Task description: In the records that follow, find each line containing "Details" and copy it.
** Opening Source data block **
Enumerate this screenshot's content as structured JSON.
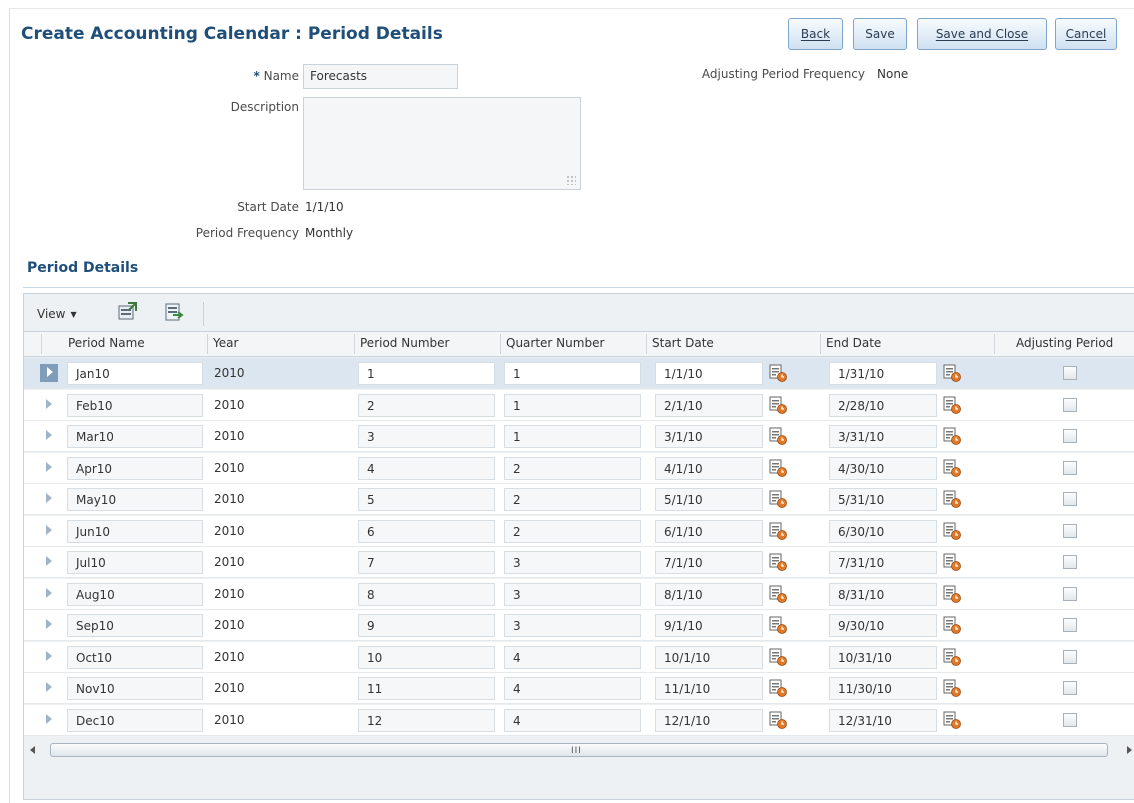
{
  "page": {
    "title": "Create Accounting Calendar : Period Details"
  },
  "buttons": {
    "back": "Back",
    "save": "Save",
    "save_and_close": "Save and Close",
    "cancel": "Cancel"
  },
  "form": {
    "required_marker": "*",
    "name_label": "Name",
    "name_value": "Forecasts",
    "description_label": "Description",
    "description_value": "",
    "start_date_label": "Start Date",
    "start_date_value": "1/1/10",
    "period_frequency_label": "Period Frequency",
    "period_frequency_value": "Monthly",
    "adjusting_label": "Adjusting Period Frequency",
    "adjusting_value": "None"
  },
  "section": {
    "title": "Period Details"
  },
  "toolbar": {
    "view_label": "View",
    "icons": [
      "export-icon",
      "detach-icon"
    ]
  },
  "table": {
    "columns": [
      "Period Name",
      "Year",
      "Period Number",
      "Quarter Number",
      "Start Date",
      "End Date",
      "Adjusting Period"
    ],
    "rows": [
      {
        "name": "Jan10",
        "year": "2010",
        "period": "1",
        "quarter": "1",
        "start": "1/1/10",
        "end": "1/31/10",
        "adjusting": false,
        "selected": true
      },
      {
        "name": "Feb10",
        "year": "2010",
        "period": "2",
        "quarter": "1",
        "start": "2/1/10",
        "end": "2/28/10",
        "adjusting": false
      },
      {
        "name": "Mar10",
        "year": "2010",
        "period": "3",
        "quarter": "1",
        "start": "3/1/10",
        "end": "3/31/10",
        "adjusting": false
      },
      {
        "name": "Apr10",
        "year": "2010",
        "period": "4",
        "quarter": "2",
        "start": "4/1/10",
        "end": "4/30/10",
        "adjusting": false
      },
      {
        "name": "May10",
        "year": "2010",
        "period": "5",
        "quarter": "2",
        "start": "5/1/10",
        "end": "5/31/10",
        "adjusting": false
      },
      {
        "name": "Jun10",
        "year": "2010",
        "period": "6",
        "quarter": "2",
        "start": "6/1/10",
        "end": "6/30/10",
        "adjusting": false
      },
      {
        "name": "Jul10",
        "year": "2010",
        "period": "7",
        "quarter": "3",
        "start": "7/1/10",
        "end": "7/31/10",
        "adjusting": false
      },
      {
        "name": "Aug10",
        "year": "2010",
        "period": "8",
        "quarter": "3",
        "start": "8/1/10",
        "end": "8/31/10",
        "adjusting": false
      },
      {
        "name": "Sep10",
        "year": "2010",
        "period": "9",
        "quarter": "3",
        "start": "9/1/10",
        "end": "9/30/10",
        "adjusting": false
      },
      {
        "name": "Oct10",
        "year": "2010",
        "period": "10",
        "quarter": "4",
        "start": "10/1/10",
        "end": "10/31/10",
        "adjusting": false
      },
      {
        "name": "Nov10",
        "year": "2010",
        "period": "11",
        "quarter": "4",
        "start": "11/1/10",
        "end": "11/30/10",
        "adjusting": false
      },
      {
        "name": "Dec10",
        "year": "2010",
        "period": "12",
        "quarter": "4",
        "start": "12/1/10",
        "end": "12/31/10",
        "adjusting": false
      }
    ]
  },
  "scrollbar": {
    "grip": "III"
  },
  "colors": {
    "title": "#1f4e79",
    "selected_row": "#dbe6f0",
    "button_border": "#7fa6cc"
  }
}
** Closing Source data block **
Task result:
    "title": "Create Accounting Calendar : Period Details"
    "title": "Period Details"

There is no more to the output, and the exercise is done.